» Data listing:
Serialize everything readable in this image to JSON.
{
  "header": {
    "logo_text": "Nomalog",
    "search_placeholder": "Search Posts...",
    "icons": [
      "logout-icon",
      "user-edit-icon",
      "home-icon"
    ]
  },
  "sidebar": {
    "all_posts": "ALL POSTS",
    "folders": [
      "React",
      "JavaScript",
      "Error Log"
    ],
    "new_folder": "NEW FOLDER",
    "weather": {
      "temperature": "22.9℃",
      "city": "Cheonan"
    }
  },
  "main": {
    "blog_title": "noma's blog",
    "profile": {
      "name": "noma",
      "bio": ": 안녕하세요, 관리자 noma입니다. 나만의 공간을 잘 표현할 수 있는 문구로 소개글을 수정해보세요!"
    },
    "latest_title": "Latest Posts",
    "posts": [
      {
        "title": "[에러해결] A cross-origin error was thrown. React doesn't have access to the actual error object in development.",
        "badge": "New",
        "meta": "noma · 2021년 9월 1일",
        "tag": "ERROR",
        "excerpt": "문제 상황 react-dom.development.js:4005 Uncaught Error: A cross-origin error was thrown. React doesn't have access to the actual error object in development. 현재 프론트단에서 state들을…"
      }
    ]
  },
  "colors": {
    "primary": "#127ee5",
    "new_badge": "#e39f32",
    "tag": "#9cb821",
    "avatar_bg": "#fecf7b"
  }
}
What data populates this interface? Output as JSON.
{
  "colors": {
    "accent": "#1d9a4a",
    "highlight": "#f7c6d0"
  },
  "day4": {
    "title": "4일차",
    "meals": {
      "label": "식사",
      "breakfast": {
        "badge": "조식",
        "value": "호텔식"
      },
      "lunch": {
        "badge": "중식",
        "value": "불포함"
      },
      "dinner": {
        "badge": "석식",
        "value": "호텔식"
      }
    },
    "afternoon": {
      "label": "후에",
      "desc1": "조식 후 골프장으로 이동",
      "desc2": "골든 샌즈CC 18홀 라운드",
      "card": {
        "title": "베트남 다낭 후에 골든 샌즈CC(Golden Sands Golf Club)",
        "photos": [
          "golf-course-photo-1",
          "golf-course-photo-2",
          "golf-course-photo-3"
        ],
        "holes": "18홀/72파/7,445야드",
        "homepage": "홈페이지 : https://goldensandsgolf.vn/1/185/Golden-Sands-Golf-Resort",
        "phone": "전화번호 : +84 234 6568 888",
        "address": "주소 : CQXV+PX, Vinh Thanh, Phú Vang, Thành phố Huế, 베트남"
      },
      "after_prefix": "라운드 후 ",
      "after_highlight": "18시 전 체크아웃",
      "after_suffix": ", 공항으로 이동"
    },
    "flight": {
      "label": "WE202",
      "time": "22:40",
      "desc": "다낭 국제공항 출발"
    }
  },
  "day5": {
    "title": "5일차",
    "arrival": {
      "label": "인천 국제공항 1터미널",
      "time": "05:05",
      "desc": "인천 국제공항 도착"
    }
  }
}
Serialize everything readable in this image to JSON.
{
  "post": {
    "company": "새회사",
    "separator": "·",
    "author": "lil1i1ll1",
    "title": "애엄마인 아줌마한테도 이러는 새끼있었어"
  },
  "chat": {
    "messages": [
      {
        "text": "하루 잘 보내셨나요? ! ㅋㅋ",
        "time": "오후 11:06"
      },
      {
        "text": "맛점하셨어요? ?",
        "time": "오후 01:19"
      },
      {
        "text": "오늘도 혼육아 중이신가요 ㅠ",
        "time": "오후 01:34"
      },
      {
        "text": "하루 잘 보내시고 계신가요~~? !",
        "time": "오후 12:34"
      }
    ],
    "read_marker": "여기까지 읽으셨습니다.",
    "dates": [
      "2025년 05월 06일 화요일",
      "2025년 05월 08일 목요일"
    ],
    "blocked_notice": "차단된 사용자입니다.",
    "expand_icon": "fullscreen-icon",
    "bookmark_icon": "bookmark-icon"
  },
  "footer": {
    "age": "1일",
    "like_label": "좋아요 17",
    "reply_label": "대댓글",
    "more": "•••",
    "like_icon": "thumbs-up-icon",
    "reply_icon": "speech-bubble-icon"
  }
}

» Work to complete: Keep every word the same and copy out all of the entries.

» Task output:
Serialize everything readable in this image to JSON.
{
  "header": {
    "logo_text": "Nomalog",
    "search_placeholder": "Search Posts...",
    "icons": [
      "logout-icon",
      "user-edit-icon",
      "home-icon"
    ]
  },
  "sidebar": {
    "all_posts": "ALL POSTS",
    "folders": [
      "React",
      "JavaScript",
      "Error Log"
    ],
    "new_folder": "NEW FOLDER",
    "weather": {
      "temperature": "22.9℃",
      "city": "Cheonan"
    }
  },
  "main": {
    "blog_title": "noma's blog",
    "profile": {
      "name": "noma",
      "bio": ": 안녕하세요, 관리자 noma입니다. 나만의 공간을 잘 표현할 수 있는 문구로 소개글을 수정해보세요!"
    },
    "latest_title": "Latest Posts",
    "posts": [
      {
        "title": "[에러해결] A cross-origin error was thrown. React doesn't have access to the actual error object in development.",
        "badge": "New",
        "meta": "noma · 2021년 9월 1일",
        "tag": "ERROR",
        "excerpt": "문제 상황 react-dom.development.js:4005 Uncaught Error: A cross-origin error was thrown. React doesn't have access to the actual error object in development. 현재 프론트단에서 state들을…"
      }
    ]
  },
  "colors": {
    "primary": "#127ee5",
    "new_badge": "#e39f32",
    "tag": "#9cb821",
    "avatar_bg": "#fecf7b"
  }
}
What data populates this interface? Output as JSON.
{
  "colors": {
    "accent": "#1d9a4a",
    "highlight": "#f7c6d0"
  },
  "day4": {
    "title": "4일차",
    "meals": {
      "label": "식사",
      "breakfast": {
        "badge": "조식",
        "value": "호텔식"
      },
      "lunch": {
        "badge": "중식",
        "value": "불포함"
      },
      "dinner": {
        "badge": "석식",
        "value": "호텔식"
      }
    },
    "afternoon": {
      "label": "후에",
      "desc1": "조식 후 골프장으로 이동",
      "desc2": "골든 샌즈CC 18홀 라운드",
      "card": {
        "title": "베트남 다낭 후에 골든 샌즈CC(Golden Sands Golf Club)",
        "photos": [
          "golf-course-photo-1",
          "golf-course-photo-2",
          "golf-course-photo-3"
        ],
        "holes": "18홀/72파/7,445야드",
        "homepage": "홈페이지 : https://goldensandsgolf.vn/1/185/Golden-Sands-Golf-Resort",
        "phone": "전화번호 : +84 234 6568 888",
        "address": "주소 : CQXV+PX, Vinh Thanh, Phú Vang, Thành phố Huế, 베트남"
      },
      "after_prefix": "라운드 후 ",
      "after_highlight": "18시 전 체크아웃",
      "after_suffix": ", 공항으로 이동"
    },
    "flight": {
      "label": "WE202",
      "time": "22:40",
      "desc": "다낭 국제공항 출발"
    }
  },
  "day5": {
    "title": "5일차",
    "arrival": {
      "label": "인천 국제공항 1터미널",
      "time": "05:05",
      "desc": "인천 국제공항 도착"
    }
  }
}
Serialize everything readable in this image to JSON.
{
  "post": {
    "company": "새회사",
    "separator": "·",
    "author": "lil1i1ll1",
    "title": "애엄마인 아줌마한테도 이러는 새끼있었어"
  },
  "chat": {
    "messages": [
      {
        "text": "하루 잘 보내셨나요? ! ㅋㅋ",
        "time": "오후 11:06"
      },
      {
        "text": "맛점하셨어요? ?",
        "time": "오후 01:19"
      },
      {
        "text": "오늘도 혼육아 중이신가요 ㅠ",
        "time": "오후 01:34"
      },
      {
        "text": "하루 잘 보내시고 계신가요~~? !",
        "time": "오후 12:34"
      }
    ],
    "read_marker": "여기까지 읽으셨습니다.",
    "dates": [
      "2025년 05월 06일 화요일",
      "2025년 05월 08일 목요일"
    ],
    "blocked_notice": "차단된 사용자입니다.",
    "expand_icon": "fullscreen-icon",
    "bookmark_icon": "bookmark-icon"
  },
  "footer": {
    "age": "1일",
    "like_label": "좋아요 17",
    "reply_label": "대댓글",
    "more": "•••",
    "like_icon": "thumbs-up-icon",
    "reply_icon": "speech-bubble-icon"
  }
}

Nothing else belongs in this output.